A Single Transformational Question
One of the great gifts you give team members is opportunity to reflect on their journey.
“Follow effective action with quiet reflection. From the quiet reflection will come even more effective action.” Peter Drucker
Leaders energize teams when they help team members bring their best selves to work.
A single transformational question:
“What are you learning?”
Don’t ask, “What have you learned?” It suggests finality. Finality is death.
Don’t wait for failure to ask, “What are you learning?”
When was the last time someone asked you, “What are you learning?”
7 specific expressions of what are you learning:
- What are you learning about yourself?
- What are you learning about managing your energy?
- What are you learning about leadership?
- What are you learning about your team?
- What are you learning about your boss?
- What are you learning about customers?
- What are you learning about what matters?
5 Follow-up questions:
Second questions are even more powerful than first.
- How might the things you are learning change you?

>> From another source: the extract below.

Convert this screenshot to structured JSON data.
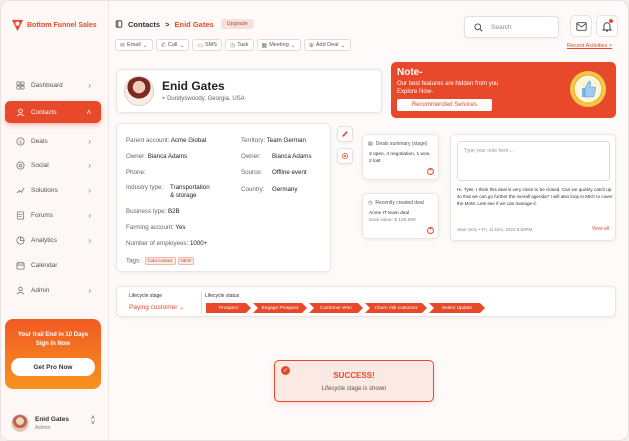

- What might you do differently in view of what you’re learning about yourself?
- How might your learnings change the way you treat others and yourself?
- In view of your learnings, what might you need to stop doing? This is one of my all-time favorites. One reason you’re stretched too thin is starting is easier than stopping. Teams that can’t replace ineffective behaviors with effective always end up stuck.
- How might the things you’re learning cause you to redefine what matters now?
The path unfolds as you go, not before.
Action followed by reflection:
- Protects teams from blindly repeating the past.
- Enables team members to grow into their best selves.
- Builds platforms for greater success.
How might you finish the question, “What are you learning about…?
How might leaders help team members bring their best selves to work?
Great stuff. Related to this is the wisdom of a carpenter I worked for when I fisrt left school:
“Think thrice, measure twice, cut once”.
Loads of people over the years have quoted the last two bits at me, “measure twice, cut once”, but he was the only one who ever but that bit of reflection in there before the action.
Without that reflection, you risk getting lots of accurately-cut pieces of wood you don’t actually need!
Thanks John. And who needs irrelevant pieces of wood? 🙂
Asking the question often starts the active learning. When we simply do, do, do, and don’t stop to reflect on it, we miss the learning opportunity and find ourselves back in the same place again. So often our days are filled with activity and “stuff”. It’s wonderful when a leader stops to find out how you are benefitting from what is going on.
I like the active nature of changing the question to learning versus learned. Another way to finish the what are you learning is ‘that is impacting your short term goals” and/or ” that is impacting your long term goals”. I think even having these types of engaging interactions helps team members feel involved in their own development and shows the leader is interested in them as individuals beyond their role in the organization.
This is outstanding Dan… And extremely useful. Questions are certainly key in any coaching relationship, but good questions increase that effectiveness exponentially. Good questions impact the brain in a powerful way. They can open the higher brain centers, associated with reason, critical thinking and big picture thinking. Poor questions on the other hand, can stimulate the defensive, “lizard” portions of the brain, that can quickly lead to a downward spiral in a once-promising coaching relationship.
Okay, I just crafted three Haiku to help illustrate the issues and opportunities about reflection, perception, discussion, and improvement along with communications and teamwork:
In the front of all things
Could engage others
In the back of all things
Talk little with boss
Will we all meet there
Where it all comes together
And make real progress?
Hmmm? (Yeah, I got off on one of my tangential creative streaks…)
Ah, one more as the page closed:
Transform. A great theme.
But quite hard to accomplish.
Step back from wagon.